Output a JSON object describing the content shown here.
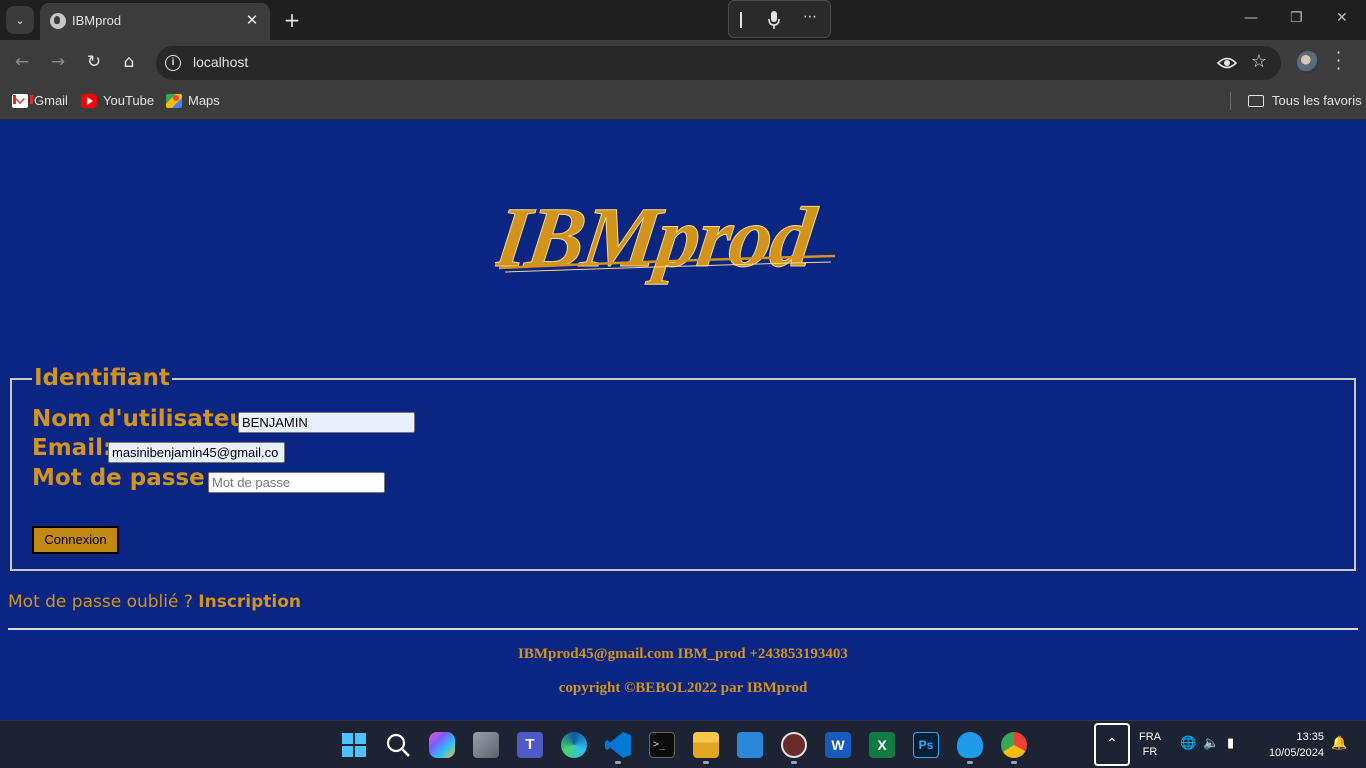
{
  "browser": {
    "tab_title": "IBMprod",
    "url": "localhost",
    "bookmarks": [
      {
        "label": "Gmail",
        "icon": "gmail-icon"
      },
      {
        "label": "YouTube",
        "icon": "youtube-icon"
      },
      {
        "label": "Maps",
        "icon": "maps-icon"
      }
    ],
    "all_bookmarks_label": "Tous les favoris"
  },
  "page": {
    "logo_text": "IBMprod",
    "legend": "Identifiant",
    "username_label": "Nom d'utilisateur:",
    "username_value": "BENJAMIN",
    "email_label": "Email:",
    "email_value": "masinibenjamin45@gmail.co",
    "password_label": "Mot de passe :",
    "password_placeholder": "Mot de passe",
    "submit_label": "Connexion",
    "forgot_text": "Mot de passe oublié ?",
    "register_link": "Inscription",
    "footer_contact": "IBMprod45@gmail.com IBM_prod +243853193403",
    "footer_copyright": "copyright ©BEBOL2022 par IBMprod"
  },
  "colors": {
    "page_background": "#0b2583",
    "accent_gold": "#d2941d",
    "button_gold": "#c28a12"
  },
  "taskbar": {
    "language_line1": "FRA",
    "language_line2": "FR",
    "time": "13:35",
    "date": "10/05/2024"
  }
}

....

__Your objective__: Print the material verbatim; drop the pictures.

__Answer for this exercise__:
Output a JSON object describing the content shown here.
{
  "browser": {
    "tab_title": "IBMprod",
    "url": "localhost",
    "bookmarks": [
      {
        "label": "Gmail",
        "icon": "gmail-icon"
      },
      {
        "label": "YouTube",
        "icon": "youtube-icon"
      },
      {
        "label": "Maps",
        "icon": "maps-icon"
      }
    ],
    "all_bookmarks_label": "Tous les favoris"
  },
  "page": {
    "logo_text": "IBMprod",
    "legend": "Identifiant",
    "username_label": "Nom d'utilisateur:",
    "username_value": "BENJAMIN",
    "email_label": "Email:",
    "email_value": "masinibenjamin45@gmail.co",
    "password_label": "Mot de passe :",
    "password_placeholder": "Mot de passe",
    "submit_label": "Connexion",
    "forgot_text": "Mot de passe oublié ?",
    "register_link": "Inscription",
    "footer_contact": "IBMprod45@gmail.com IBM_prod +243853193403",
    "footer_copyright": "copyright ©BEBOL2022 par IBMprod"
  },
  "colors": {
    "page_background": "#0b2583",
    "accent_gold": "#d2941d",
    "button_gold": "#c28a12"
  },
  "taskbar": {
    "language_line1": "FRA",
    "language_line2": "FR",
    "time": "13:35",
    "date": "10/05/2024"
  }
}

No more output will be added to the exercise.